The intimidating leggie retired from ODI cricket in 2007 after India’s dismal show at the ICC Cricket World Cup the same year. Kumble finished his ODI career with 337 wickets in 271 matches, a record worth tipping your hat to. Later that year, Kumble again entered the record books with his maiden test ton, against England at The Oval. He made an unbeaten 110 and had a last wicket partnership of 73 runs with S. Sreesanth. With this ton, he became the person to take the greatest number of Tests to get to his first ton with 118 matches, breaking Chaminda Vaas’ record of 96 outings. Jumbo finished with 619 international test wickets, only behind Muttiah Muralitharan and Shane Warne and as India’s most successful bowler.

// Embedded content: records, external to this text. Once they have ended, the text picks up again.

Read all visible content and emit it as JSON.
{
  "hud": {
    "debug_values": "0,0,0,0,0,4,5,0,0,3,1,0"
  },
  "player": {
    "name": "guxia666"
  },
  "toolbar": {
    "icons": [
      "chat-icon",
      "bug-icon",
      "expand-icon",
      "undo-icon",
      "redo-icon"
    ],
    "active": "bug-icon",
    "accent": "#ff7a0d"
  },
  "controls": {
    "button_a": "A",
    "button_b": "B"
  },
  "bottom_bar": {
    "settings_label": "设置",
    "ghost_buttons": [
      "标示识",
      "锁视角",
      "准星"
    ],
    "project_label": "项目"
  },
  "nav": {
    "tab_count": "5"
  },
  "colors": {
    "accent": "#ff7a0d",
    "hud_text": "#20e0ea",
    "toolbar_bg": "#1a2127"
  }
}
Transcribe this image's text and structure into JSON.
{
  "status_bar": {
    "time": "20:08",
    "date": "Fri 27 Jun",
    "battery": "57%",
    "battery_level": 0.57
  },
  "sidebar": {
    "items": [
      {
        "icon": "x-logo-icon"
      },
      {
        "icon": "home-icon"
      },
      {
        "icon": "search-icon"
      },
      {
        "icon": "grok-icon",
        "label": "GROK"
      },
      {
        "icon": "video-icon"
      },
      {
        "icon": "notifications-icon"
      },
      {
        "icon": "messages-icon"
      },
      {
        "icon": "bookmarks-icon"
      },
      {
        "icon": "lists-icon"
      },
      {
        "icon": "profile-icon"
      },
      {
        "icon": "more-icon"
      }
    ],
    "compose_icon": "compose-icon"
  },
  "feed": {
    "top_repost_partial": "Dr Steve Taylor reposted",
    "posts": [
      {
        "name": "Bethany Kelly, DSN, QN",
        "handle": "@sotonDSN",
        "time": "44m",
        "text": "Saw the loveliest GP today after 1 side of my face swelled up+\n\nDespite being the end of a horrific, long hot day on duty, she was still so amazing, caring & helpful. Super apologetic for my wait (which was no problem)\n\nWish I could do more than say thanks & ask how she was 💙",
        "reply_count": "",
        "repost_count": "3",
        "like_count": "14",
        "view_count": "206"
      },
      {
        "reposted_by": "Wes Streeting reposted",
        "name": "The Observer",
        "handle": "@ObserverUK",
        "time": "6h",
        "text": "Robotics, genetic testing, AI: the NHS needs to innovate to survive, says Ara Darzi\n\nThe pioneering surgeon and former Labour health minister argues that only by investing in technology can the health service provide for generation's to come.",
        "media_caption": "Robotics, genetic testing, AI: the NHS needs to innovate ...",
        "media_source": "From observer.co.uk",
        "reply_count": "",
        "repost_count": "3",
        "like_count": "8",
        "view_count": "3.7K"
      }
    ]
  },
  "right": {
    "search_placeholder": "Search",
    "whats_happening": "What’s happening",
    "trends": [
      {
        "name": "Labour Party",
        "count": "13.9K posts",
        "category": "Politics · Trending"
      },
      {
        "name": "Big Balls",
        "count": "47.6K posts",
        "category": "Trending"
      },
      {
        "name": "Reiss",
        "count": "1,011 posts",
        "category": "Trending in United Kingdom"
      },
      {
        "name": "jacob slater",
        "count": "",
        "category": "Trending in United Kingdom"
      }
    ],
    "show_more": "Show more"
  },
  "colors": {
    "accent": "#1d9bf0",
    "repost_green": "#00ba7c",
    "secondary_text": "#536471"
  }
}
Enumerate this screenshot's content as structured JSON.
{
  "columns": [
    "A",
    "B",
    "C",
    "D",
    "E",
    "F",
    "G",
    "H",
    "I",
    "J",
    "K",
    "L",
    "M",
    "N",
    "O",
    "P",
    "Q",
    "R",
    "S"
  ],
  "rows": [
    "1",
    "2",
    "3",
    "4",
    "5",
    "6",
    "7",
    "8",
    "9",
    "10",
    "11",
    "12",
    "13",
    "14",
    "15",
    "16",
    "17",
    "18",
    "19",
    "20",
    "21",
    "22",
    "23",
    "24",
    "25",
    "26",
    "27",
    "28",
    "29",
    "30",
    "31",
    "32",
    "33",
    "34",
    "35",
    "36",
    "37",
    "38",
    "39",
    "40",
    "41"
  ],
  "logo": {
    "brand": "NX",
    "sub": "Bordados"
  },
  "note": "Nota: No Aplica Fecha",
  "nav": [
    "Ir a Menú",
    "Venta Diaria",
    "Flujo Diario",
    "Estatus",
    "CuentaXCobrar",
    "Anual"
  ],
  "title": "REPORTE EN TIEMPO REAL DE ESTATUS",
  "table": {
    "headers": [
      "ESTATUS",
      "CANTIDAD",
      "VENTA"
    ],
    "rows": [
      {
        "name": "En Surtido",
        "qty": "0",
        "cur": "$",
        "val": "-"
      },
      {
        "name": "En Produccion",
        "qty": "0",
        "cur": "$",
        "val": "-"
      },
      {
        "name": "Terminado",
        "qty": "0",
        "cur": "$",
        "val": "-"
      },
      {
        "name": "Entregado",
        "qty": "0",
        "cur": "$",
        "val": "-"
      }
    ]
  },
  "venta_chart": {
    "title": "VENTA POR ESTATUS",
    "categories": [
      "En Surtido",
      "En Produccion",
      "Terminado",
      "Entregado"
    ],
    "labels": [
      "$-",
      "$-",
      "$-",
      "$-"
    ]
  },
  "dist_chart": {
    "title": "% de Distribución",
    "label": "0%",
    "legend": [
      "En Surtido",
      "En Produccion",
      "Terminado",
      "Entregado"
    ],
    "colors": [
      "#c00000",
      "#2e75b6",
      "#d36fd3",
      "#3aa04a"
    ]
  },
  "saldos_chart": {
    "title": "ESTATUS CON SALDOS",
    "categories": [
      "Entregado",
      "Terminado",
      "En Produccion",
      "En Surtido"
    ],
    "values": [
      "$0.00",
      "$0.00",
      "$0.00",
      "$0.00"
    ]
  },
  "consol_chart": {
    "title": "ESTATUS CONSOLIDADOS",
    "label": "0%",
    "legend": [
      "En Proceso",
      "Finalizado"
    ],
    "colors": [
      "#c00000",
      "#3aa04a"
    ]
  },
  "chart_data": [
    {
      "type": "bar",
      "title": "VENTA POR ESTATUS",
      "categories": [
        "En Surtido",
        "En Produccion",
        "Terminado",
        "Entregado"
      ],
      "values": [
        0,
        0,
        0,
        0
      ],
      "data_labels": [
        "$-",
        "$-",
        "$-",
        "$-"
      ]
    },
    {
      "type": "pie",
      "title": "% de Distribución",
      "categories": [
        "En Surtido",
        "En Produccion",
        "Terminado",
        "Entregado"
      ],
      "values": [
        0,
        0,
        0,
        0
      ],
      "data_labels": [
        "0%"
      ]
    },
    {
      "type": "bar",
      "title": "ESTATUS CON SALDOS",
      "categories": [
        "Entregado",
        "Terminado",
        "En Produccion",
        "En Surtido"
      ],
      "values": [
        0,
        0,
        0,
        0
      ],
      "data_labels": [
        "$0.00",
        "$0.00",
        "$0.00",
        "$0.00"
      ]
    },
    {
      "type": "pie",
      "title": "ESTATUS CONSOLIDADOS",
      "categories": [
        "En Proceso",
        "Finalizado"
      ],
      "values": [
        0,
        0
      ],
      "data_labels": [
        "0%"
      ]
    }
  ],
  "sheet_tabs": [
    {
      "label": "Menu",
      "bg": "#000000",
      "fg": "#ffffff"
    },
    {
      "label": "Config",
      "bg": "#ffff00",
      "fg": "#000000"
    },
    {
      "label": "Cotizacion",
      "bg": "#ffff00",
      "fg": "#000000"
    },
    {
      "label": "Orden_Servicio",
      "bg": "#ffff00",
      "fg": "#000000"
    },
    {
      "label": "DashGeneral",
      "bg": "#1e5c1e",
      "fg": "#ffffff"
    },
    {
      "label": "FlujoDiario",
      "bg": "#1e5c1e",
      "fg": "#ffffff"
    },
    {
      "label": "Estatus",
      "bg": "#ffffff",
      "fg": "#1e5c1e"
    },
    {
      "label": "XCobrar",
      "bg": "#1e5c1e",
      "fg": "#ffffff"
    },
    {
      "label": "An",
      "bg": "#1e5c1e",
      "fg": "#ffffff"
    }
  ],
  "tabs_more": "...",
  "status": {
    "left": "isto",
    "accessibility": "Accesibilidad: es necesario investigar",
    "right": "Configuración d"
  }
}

If his ODI career was worth tipping your hat to, his Test career was worth bowing down in front of the cricketing royalty that he evolved into. In the midst of all of his sensational scalps, Kumble’s favorite opponents were the Aussies, with 111 test wickets against the team from Down Under.

Kumble also held the Test captaincy for a brief period of time and eventually hung up his boots in 2008, playing his last test match against Australia.

Real recognise real

Jumbo was a part of the Royal Challengers Bangalore in the Indian Premier League. He captained the side in 2009 and reached the final of the tournament, eventually losing to Deccan Chargers. He retired from IPL cricket after 3 seasons and since then, has worked as mentor for Royal Challengers Bangalore and Mumbai Indians. In addition, Kumble was also appointed the Indian head coach in 2016 for a period of one year.

In 2015, Anil Kumble was inducted in the ICC Cricket Hall of Fame for his outstanding achievements throughout his career. Being an engineer and also known for his passion for photography, Kumble was always found with a camera in the dressing room, always ready to capture the ‘Kodak moment’ of the match.

Kumble started his career as a fast bowler, but eventually became a leg-spinner with an unorthodox style. He wasn’t a big turner of the ball like Warne or Muralitharan but used his pace variations and side-spin to his massive advantage. He was very famous for the ‘flippers’ he bowled, using his pace variations to full affect, with a knack of taking wickets through caught-and-bowled dismissals as batsmen would often be taken aback by the sheer pace at times. Kumble, with Muralitharan, holds the record of most number of caught-and-bowled test dismissals (35), unsurprisingly. Also known for bowling tirelessly, Kumble used to bowl in longer spells without flickering a beat.

For a bowler who relied more on accuracy, variations and bounce rather than spinning the ball, Anil Kumble is one of the finest spinners the world has ever seen. Since his retirement, India has produced many world-class spinners, but none has come even close to the mighty performances of Jumbo, who remains one of a kind to have graced the cricketing world.